Falling debt results in lower taxes for Wilmette Park District residents
Thanks to diminishing debt service, the Wilmette Park District can provide a bit of relief to taxpayers in 2020.
The Park Board approved Monday night, Dec. 14, the district’s tax extension, which overall is a 9 percent reduction over the previous year.
The tax levy is projected to equal $7.77 million in revenue, a decrease of $765,000.
The levy was approved at 2.3 percent, the maximum allowed by the Consumer Price Index, but the district’s complete tax picture includes other aspects, including debt service. And next year, the district’s debt payments will be reduced by 22 percent, or $2.3 million.
Executive Director Steve Wilson explained that a large chuck of funding for two major park district spends — the $25 million Mallinckrodt College purchase and the $10 million Centennial pools overhaul — is falling off.
The projects took voter-approved bond sales in 2000 and 2002, respectively, and the board said the district has been “aggressively” paying down the debt ever since.
The result is a decrease in the amount that will be served to residents on 2021 tax bills. The reduction may not lead to an overall decrease, as the park district collects just 5.4 percent of local property taxes.

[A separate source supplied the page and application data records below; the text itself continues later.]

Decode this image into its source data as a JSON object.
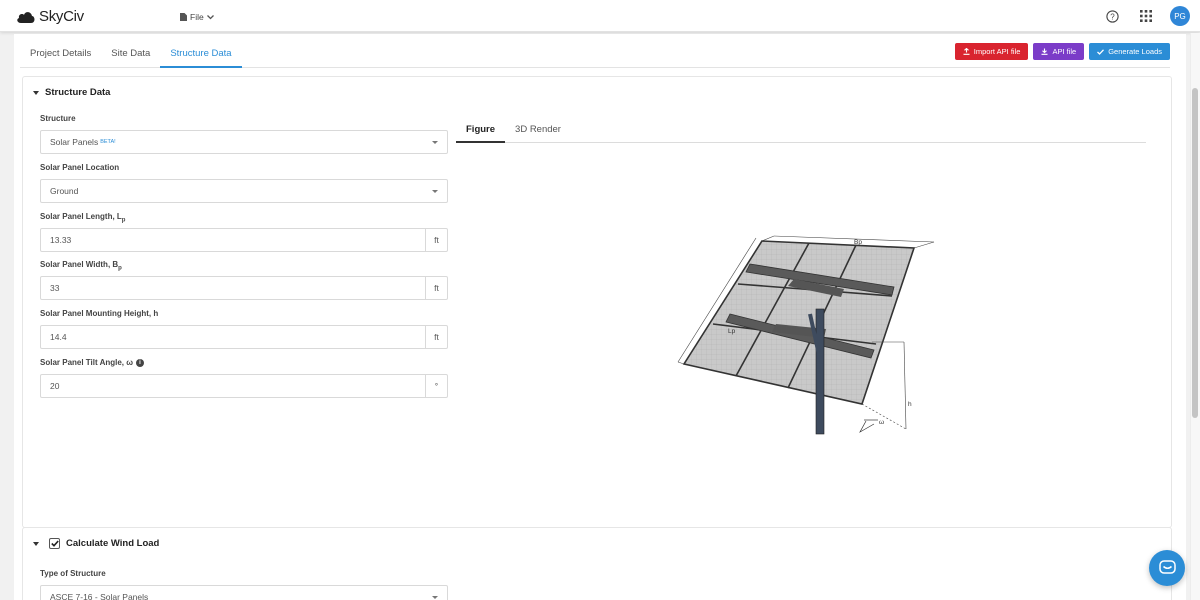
{
  "app": {
    "name": "SkyCiv",
    "file_menu": "File",
    "avatar_initials": "PG"
  },
  "tabs": [
    {
      "label": "Project Details"
    },
    {
      "label": "Site Data"
    },
    {
      "label": "Structure Data",
      "active": true
    }
  ],
  "actions": {
    "import_api": "Import API file",
    "api_file": "API file",
    "generate_loads": "Generate Loads"
  },
  "section1": {
    "title": "Structure Data",
    "fields": {
      "structure": {
        "label": "Structure",
        "value": "Solar Panels",
        "badge": "BETA!"
      },
      "location": {
        "label": "Solar Panel Location",
        "value": "Ground"
      },
      "length": {
        "label": "Solar Panel Length, L",
        "sub": "p",
        "value": "13.33",
        "unit": "ft"
      },
      "width": {
        "label": "Solar Panel Width, B",
        "sub": "p",
        "value": "33",
        "unit": "ft"
      },
      "height": {
        "label": "Solar Panel Mounting Height, h",
        "value": "14.4",
        "unit": "ft"
      },
      "tilt": {
        "label": "Solar Panel Tilt Angle, ω",
        "value": "20",
        "unit": "°"
      }
    },
    "figure_tabs": [
      {
        "label": "Figure",
        "active": true
      },
      {
        "label": "3D Render"
      }
    ],
    "figure_labels": {
      "bp": "Bp",
      "lp": "Lp",
      "h": "h",
      "omega": "ω"
    }
  },
  "section2": {
    "title": "Calculate Wind Load",
    "checked": true,
    "type_label": "Type of Structure",
    "type_value": "ASCE 7-16 - Solar Panels"
  },
  "colors": {
    "accent": "#2b8dd6",
    "import_btn": "#d9242f",
    "api_btn": "#7b3cc8"
  }
}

Joe Coughlin is a co-founder and the editor in chief of The Record. He leads investigative reporting and reports on anything else needed. Joe has been recognized for his investigative reporting and sports reporting, feature writing and photojournalism. Follow Joe on Twitter @joec2319